→ **Raw data**:
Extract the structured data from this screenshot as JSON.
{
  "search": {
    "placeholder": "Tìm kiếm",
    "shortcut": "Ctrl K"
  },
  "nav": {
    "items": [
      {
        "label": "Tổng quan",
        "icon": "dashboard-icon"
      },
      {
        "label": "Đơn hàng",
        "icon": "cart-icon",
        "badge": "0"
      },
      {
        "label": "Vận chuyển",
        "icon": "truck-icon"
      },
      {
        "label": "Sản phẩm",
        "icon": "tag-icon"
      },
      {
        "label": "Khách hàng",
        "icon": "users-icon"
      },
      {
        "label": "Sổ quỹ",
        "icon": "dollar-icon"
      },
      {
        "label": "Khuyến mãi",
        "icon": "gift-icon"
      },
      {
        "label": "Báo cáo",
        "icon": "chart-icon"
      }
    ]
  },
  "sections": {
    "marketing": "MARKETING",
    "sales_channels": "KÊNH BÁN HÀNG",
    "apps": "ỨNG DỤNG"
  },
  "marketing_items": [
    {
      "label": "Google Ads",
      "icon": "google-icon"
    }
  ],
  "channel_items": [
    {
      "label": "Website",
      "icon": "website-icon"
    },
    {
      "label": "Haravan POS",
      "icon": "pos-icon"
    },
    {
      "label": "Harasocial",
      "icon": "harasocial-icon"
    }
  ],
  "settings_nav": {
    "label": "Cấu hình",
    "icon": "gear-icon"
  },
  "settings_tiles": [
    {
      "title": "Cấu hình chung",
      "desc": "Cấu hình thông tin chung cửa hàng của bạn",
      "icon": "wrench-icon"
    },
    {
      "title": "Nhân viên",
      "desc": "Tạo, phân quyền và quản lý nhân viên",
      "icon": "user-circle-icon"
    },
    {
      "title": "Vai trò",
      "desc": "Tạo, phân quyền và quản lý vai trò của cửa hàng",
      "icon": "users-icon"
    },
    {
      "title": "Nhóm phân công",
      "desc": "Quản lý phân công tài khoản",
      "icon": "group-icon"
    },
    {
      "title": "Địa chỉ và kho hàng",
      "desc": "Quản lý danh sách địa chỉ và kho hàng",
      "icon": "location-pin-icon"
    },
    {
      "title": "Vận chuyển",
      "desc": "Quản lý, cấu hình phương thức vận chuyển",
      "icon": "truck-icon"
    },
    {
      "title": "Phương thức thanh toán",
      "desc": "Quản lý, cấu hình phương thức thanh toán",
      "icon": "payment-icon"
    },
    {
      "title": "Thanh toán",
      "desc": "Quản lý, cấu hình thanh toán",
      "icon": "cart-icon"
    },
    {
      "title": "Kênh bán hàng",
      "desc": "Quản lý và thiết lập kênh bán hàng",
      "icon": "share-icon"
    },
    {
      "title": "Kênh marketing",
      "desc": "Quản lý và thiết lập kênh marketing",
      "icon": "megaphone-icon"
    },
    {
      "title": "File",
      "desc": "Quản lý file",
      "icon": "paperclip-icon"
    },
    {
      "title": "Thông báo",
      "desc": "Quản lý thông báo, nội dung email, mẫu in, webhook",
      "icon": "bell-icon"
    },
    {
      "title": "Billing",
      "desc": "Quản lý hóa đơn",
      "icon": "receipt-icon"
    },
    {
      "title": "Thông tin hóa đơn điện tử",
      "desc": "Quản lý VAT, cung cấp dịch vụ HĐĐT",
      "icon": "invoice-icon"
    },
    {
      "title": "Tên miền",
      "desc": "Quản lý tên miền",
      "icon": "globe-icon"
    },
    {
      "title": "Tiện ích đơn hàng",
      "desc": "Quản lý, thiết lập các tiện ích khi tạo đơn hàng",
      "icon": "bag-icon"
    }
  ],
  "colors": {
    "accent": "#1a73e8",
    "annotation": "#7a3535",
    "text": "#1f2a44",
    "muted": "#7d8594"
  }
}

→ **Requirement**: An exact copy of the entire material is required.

→ **The completed task**:
Extract the structured data from this screenshot as JSON.
{
  "search": {
    "placeholder": "Tìm kiếm",
    "shortcut": "Ctrl K"
  },
  "nav": {
    "items": [
      {
        "label": "Tổng quan",
        "icon": "dashboard-icon"
      },
      {
        "label": "Đơn hàng",
        "icon": "cart-icon",
        "badge": "0"
      },
      {
        "label": "Vận chuyển",
        "icon": "truck-icon"
      },
      {
        "label": "Sản phẩm",
        "icon": "tag-icon"
      },
      {
        "label": "Khách hàng",
        "icon": "users-icon"
      },
      {
        "label": "Sổ quỹ",
        "icon": "dollar-icon"
      },
      {
        "label": "Khuyến mãi",
        "icon": "gift-icon"
      },
      {
        "label": "Báo cáo",
        "icon": "chart-icon"
      }
    ]
  },
  "sections": {
    "marketing": "MARKETING",
    "sales_channels": "KÊNH BÁN HÀNG",
    "apps": "ỨNG DỤNG"
  },
  "marketing_items": [
    {
      "label": "Google Ads",
      "icon": "google-icon"
    }
  ],
  "channel_items": [
    {
      "label": "Website",
      "icon": "website-icon"
    },
    {
      "label": "Haravan POS",
      "icon": "pos-icon"
    },
    {
      "label": "Harasocial",
      "icon": "harasocial-icon"
    }
  ],
  "settings_nav": {
    "label": "Cấu hình",
    "icon": "gear-icon"
  },
  "settings_tiles": [
    {
      "title": "Cấu hình chung",
      "desc": "Cấu hình thông tin chung cửa hàng của bạn",
      "icon": "wrench-icon"
    },
    {
      "title": "Nhân viên",
      "desc": "Tạo, phân quyền và quản lý nhân viên",
      "icon": "user-circle-icon"
    },
    {
      "title": "Vai trò",
      "desc": "Tạo, phân quyền và quản lý vai trò của cửa hàng",
      "icon": "users-icon"
    },
    {
      "title": "Nhóm phân công",
      "desc": "Quản lý phân công tài khoản",
      "icon": "group-icon"
    },
    {
      "title": "Địa chỉ và kho hàng",
      "desc": "Quản lý danh sách địa chỉ và kho hàng",
      "icon": "location-pin-icon"
    },
    {
      "title": "Vận chuyển",
      "desc": "Quản lý, cấu hình phương thức vận chuyển",
      "icon": "truck-icon"
    },
    {
      "title": "Phương thức thanh toán",
      "desc": "Quản lý, cấu hình phương thức thanh toán",
      "icon": "payment-icon"
    },
    {
      "title": "Thanh toán",
      "desc": "Quản lý, cấu hình thanh toán",
      "icon": "cart-icon"
    },
    {
      "title": "Kênh bán hàng",
      "desc": "Quản lý và thiết lập kênh bán hàng",
      "icon": "share-icon"
    },
    {
      "title": "Kênh marketing",
      "desc": "Quản lý và thiết lập kênh marketing",
      "icon": "megaphone-icon"
    },
    {
      "title": "File",
      "desc": "Quản lý file",
      "icon": "paperclip-icon"
    },
    {
      "title": "Thông báo",
      "desc": "Quản lý thông báo, nội dung email, mẫu in, webhook",
      "icon": "bell-icon"
    },
    {
      "title": "Billing",
      "desc": "Quản lý hóa đơn",
      "icon": "receipt-icon"
    },
    {
      "title": "Thông tin hóa đơn điện tử",
      "desc": "Quản lý VAT, cung cấp dịch vụ HĐĐT",
      "icon": "invoice-icon"
    },
    {
      "title": "Tên miền",
      "desc": "Quản lý tên miền",
      "icon": "globe-icon"
    },
    {
      "title": "Tiện ích đơn hàng",
      "desc": "Quản lý, thiết lập các tiện ích khi tạo đơn hàng",
      "icon": "bag-icon"
    }
  ],
  "colors": {
    "accent": "#1a73e8",
    "annotation": "#7a3535",
    "text": "#1f2a44",
    "muted": "#7d8594"
  }
}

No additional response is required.